Next year marks Canada’s 150th Anniversary of confederation and this pivotal moment in Canadian history is sparking many conversations about Canada’s past 150 years. At TakingITGlobal, we believe there has been no better time than now to reflect on what we want Canada to look like in the next 150 years!
As a way to help stimulate these sorts of discussions, TakingITGlobal has been engaging youth through our Explore150 project. As our Executive Director, Jennifer Corriero explains, “The Explore150 project was launched with the aim of involving youth in transformative conversations about Canada’s past, present and future. We are leveraging the power of digital technology as a tool to connect youth to places of natural, cultural and historic importance, while recognizing that young people have the power to transform their communities”.
As many have said before, Canada is an incredible country and has made great social, political, and economic progress in the last 150 years, however, it is not without its shortcomings. As we draw closer to Canada’s 150th, and these discussions become more frequent, I’ve begun to ask myself a few questions relating to my own role in contributing to change in Canada. Questions such as, what does it mean to be Canadian? What shapes our cultural identity? And why is it important that we feel a connection to Canada as a whole?
Being part of projects like Explore150 highlight the importance of supporting youth in taking ownership over the issues that affect us most by fostering a stronger connection to our communities. What happens when we feel a sense of disconnection to the places in which we live, is that we begin to see problems that do not directly affect us as alien-- as disconnected from our own sense of being. We therefore, begin viewing the solutions in a way that is outside of our control or influence. At TakingITGlobal, we believe it is essential for youth to see themselves as directly involved in the cycle of creating change.
— Explore150 (@Explore150) February 24, 2016
So the real question is, how can we inspire youth to see themselves as a driving force for change in overcoming community issues locally, while also feeling connected as Canadians?
Educational learning experience can provide powerful pathways for youth to recognize their potential to take charge in creating change. Marilou McPhedran, a human rights advocate and professor at the University of Winnipeg, says, “Citizens and aspiring citizens of Canada need to appreciate their role in transforming promises on paper into realities as part taking action of their daily lives”. In many ways, we need to encourage students to go beyond the classroom and commit to change not in theory, but in practice.
In February, I had the opportunity to join Professor McPhedran as a guest speaker and facilitator in her human rights course at the University of Winnipeg, delivering an Explore150 workshop on defining and understanding your role in creating change in Canada.
Beginning with a discussion on what makes a leader, and mapping out how the students see change happen in their communities and around the world, many of them expressed viewing change as starting at the individual level-- with one person or a small group of people. I was able to draw upon examples from the World Economic Forum Young Global Leaders Field Guide that is filled with a range of vibrant illustrations and models of change.

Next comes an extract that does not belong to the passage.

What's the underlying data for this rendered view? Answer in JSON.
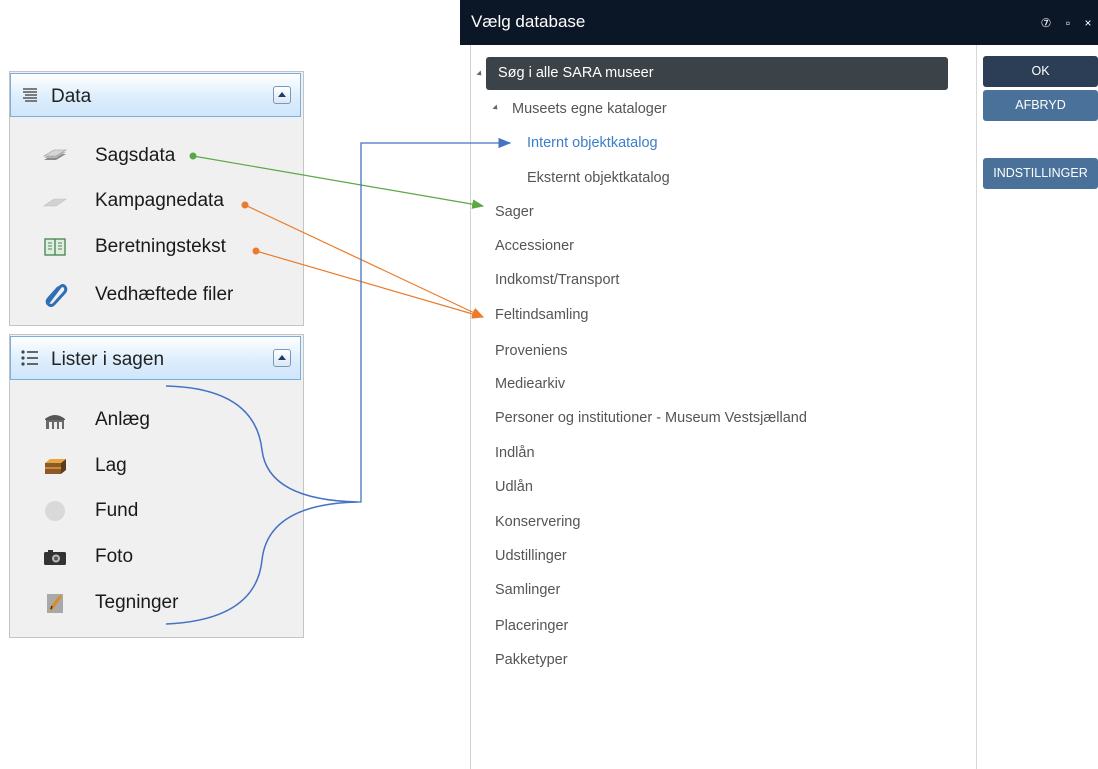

Building off that discussion, I then asked the students to envision how they fit into their own theory of change.
I could quickly see that this was a bit more difficult.
What I realized is that it is often very difficult for anyone, but especially youth, to envision themselves as changemakers-- to really take-on and own the title. To wholeheartedly take responsibility for the change they would like to see happen in their own communities.
Of course, I think this needs to change and I believe that having more discussion surrounding deep reflection on Canada’s past, present, and ultimately future, is the best way of beginning this process.
When we start taking more time to discuss where we would like to see Canada in the next 150 years and we have youth taking the lead in these conversations, they can begin to see themselves in this vision of change. Through this dialogue they can determine where they want to go, but more importantly, how they are going to get there.
Change happens when we acknowledge that we are active agents of transformation.
I truly believe that many students walked away from the workshop critically thinking about how they can continue to create change in their own lives-- big or small.
Universities connecting with community organizations provide more opportunities to enhance, and really hone in on the idea of student and youth voice not only within the classroom, but in our broader communities. If we can work together to prove to these students that they are active agents of change, I believe incredible things will happen.